An MP has accused a council of ignoring an unauthorised travellers' camp for more than 18 months.

Norman Baker, MP for Lewes, said East Sussex County Council had failed in its duty by not taking action over the encampment at Glynde.

Mr Baker attended a recent meeting to discuss concerns about the site south of the Glynde turn-off from the A27.

Also present were Lewes District Council, Beddingham and Glynde Parish Council and Sussex Police. Mr Baker said East Sussex County Council were invited but did not turn up.

A county council spokesman said it was aware of the concerns.

Mr Baker said: "I find it highly regrettable and unacceptable that county council officers refused to come to the public meeting. This is in stark contrast to Sussex Police and Lewes District Council, who did send senior representatives, who took the time to listen to the views and concerns of Glynde residents.

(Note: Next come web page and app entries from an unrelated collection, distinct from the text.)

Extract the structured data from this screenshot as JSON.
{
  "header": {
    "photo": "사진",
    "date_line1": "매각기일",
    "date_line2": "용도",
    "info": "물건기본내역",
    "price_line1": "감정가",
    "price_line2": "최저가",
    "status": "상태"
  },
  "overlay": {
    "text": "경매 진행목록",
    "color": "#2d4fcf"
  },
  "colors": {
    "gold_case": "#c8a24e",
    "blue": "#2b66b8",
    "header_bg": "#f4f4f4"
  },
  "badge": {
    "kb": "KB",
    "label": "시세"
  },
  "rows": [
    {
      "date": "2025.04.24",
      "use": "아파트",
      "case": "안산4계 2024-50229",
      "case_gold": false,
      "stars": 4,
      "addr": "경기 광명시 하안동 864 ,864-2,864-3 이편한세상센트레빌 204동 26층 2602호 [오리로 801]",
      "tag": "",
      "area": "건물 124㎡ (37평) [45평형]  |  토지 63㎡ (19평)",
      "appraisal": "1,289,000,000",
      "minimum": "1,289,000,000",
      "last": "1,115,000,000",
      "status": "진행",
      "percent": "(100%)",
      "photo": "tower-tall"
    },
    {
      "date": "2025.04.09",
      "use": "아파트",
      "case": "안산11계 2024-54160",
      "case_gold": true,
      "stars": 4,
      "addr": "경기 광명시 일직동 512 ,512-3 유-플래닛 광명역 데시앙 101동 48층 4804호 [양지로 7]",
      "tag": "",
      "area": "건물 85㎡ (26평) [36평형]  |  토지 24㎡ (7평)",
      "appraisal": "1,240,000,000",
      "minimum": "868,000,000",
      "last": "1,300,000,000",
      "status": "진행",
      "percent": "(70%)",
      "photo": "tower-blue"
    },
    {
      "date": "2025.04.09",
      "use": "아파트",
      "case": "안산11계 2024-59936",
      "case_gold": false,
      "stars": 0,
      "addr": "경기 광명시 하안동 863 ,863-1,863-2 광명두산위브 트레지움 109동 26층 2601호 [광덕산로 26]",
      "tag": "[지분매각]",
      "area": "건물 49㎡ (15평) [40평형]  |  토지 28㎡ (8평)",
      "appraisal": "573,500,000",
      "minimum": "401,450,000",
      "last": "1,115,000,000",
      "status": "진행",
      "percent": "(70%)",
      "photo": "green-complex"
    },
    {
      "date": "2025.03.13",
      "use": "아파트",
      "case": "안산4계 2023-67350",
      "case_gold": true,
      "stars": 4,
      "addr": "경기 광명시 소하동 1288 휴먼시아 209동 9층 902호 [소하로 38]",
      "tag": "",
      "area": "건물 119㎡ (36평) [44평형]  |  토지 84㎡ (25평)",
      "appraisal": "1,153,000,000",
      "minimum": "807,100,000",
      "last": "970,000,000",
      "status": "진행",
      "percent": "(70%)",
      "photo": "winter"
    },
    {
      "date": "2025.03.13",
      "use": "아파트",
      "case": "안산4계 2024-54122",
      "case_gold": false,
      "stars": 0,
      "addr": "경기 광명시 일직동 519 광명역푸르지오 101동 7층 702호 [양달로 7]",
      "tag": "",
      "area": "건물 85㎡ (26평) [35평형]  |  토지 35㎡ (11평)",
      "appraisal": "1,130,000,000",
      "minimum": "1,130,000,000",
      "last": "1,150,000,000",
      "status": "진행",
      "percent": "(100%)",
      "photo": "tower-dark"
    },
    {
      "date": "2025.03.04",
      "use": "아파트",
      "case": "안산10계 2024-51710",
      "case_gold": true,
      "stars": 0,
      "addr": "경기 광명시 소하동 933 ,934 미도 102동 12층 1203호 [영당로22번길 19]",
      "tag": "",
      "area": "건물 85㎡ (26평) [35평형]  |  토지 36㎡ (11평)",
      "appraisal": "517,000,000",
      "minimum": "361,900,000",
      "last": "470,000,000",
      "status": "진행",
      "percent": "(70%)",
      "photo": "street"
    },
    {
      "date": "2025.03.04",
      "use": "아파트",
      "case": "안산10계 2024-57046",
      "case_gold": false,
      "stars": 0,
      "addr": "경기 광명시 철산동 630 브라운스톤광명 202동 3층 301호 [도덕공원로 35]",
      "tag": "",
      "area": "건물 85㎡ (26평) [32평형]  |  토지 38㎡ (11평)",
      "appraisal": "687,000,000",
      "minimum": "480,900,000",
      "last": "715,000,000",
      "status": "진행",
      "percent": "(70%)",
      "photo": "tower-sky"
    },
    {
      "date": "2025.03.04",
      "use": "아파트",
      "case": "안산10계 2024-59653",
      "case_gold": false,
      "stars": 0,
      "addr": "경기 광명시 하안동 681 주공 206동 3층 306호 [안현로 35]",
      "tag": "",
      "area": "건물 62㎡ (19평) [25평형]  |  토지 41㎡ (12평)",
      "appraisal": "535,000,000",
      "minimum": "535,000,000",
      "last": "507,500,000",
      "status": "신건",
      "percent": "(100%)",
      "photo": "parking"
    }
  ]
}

"People in Glynde and Beddingham have been very patient with the encampment and have reacted, in my view, in a sober and responsible way. Some feel that this mature response has been exploited by the county council who appear to have concluded that the urgency of moving the encampment on is lessened.

"This is not the case and it is now a matter of some urgency that the county council takes effective action to find an alternative location."

Residents agreed to report any problems to police, who said they would increase their presence.

The district council promised to monitor the site under the Environmental Protection Act.

Mr Baker agreed to arrange a meeting with senior East Sussex County Council officers.

Ralph Taylor, district councillor for Seaford, said: "It is a difficult situation and everybody's interests have got to be balanced.

"I believe it would have been helpful for the county council to be at the meeting so they could explain their position and listen to what residents had to say."

Andy Small, chairman of Beddingham and Glynde Parish Council, said: "I have raised questions as the district councillor for Glynde, why the local authorities aren't doing anything to relocate the persons that are living there."

A county council spokesman said: "We have kept Mr Baker informed and he should know that, working closely with the police and Lewes District Council, we are committed to ending this unauthorised encampment as soon as possible.

"We do understand the frustration of residents that a solution has yet to be found but in the context of a local and national shortage of appropriate sites, it is a complex situation to resolve. We are doing all we can to find a solution within the law.

"The county council declined the invitation to attend a large public meeting because, through regular and ongoing contact, we are already very clear about local residents' views and expectations. We don't believe that a large meeting about a very contentious issue, which concentrates on one part of the community, results in constructive dialogue."

There are about 35 travellers, many of them children, living in nine vans. There are also dogs, chickens, ducks and ferrets. The west access point has been blocked by the county council.

Romany gypsy John William King, 35, said: "We have just managed to get the children into a school. They have got friends. It would be wrong for them to up and move us because we have got nowhere else to go."

Mr King has been on-site for two years. He said the families would love to have access to their own plot of land with running water or an official site, but there are none available.